This is the classic interview go-to 'question.' It's sure to come up in some form early in your one-on-one chat. When it does, try not to launch into too much needless detail. The interviewer doesn't want to... Read More »

4 Ways to Use iPads for Learning

April 18th, 2018 by Christine Chadwick

From propping up on a kitchen counter to follow a recipe to passing it around a family reunion to share holiday photos, the uses of an iPad are many. A multitude of teachers and students nationwide now use it for learning, especially at the college level. Here are some great ways to use iPads for learning:

1. Bring an iPad to class

One of the best things about the iPad is its portability. It's lightweight and slim, making it even easier to tote to class than a laptop. Because it can lay flat, it's also more discreet for in-classroom use. The iPad's multifunctional aspects allow you to easily look up a word in the dictionary, take class notes, and double check that online message board for class, all in the matter of a few seconds.

2. Read an e-book on an iPad

Although many people, millennial and twenty-something's included, still tend to prefer reading print books, it's often both more convenient and cheaper to locate... Read More »

4 Ways to Improve Parent-Teacher Communication

April 18th, 2018 by Christine Chadwick

Parent-teacher conferences have a reputation for being lengthy and onerous yet it doesn't have to be this way. Parents and teachers have a special relationship built on a simple, often forgotten fact: they have the same goal. Parents and teachers both want to see a child excel in school. When differences in discipline and academic preparation arise, both parties would do well to remember this important fact. In addition, here are four ways to improve parent-teacher communication:

1. Respect the teacher's space

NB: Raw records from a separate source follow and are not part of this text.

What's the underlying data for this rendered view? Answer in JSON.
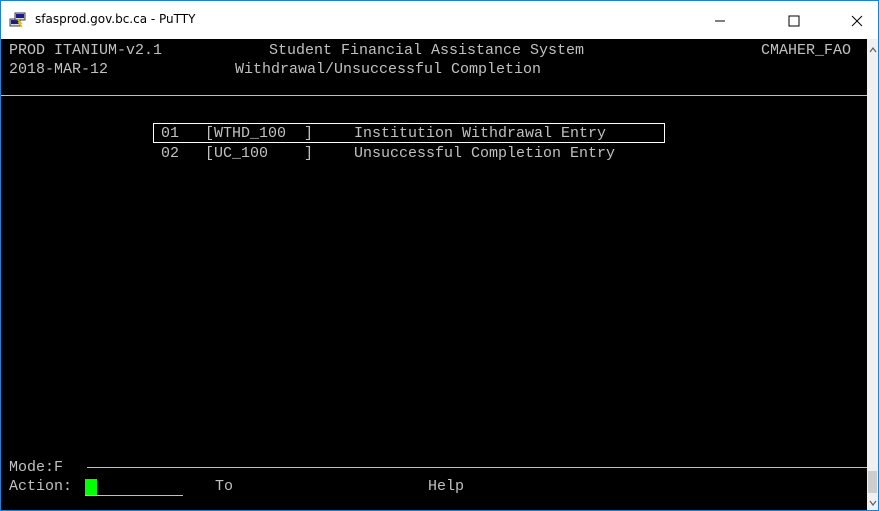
{
  "window": {
    "title": "sfasprod.gov.bc.ca - PuTTY",
    "icon": "putty-icon",
    "controls": [
      "minimize-icon",
      "maximize-icon",
      "close-icon"
    ]
  },
  "terminal": {
    "header": {
      "system_version": "PROD ITANIUM-v2.1",
      "system_name": "Student Financial Assistance System",
      "user": "CMAHER_FAO",
      "date": "2018-MAR-12",
      "screen_title": "Withdrawal/Unsuccessful Completion"
    },
    "menu": [
      {
        "num": "01",
        "code": "[WTHD_100  ]",
        "label": "Institution Withdrawal Entry",
        "selected": true
      },
      {
        "num": "02",
        "code": "[UC_100    ]",
        "label": "Unsuccessful Completion Entry",
        "selected": false
      }
    ],
    "footer": {
      "mode": "Mode:F",
      "action_label": "Action:",
      "to_label": "To",
      "help_label": "Help"
    },
    "colors": {
      "background": "#000000",
      "text": "#c0c0c0",
      "cursor": "#00ff00",
      "selection_border": "#ffffff"
    }
  }
}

Parents, if a problem arises involving your child and his or her schoolwork, don't rush to call the teacher and complain or ask questions. Keep a cool head, and consider all sides of the issue, not just those your child presents. If possible, reach out to parents of children in your child's class regarding the problem. Chances are, they've dealt with a similar situation and will be more than willing to help you work through it. If you still nee... Read More »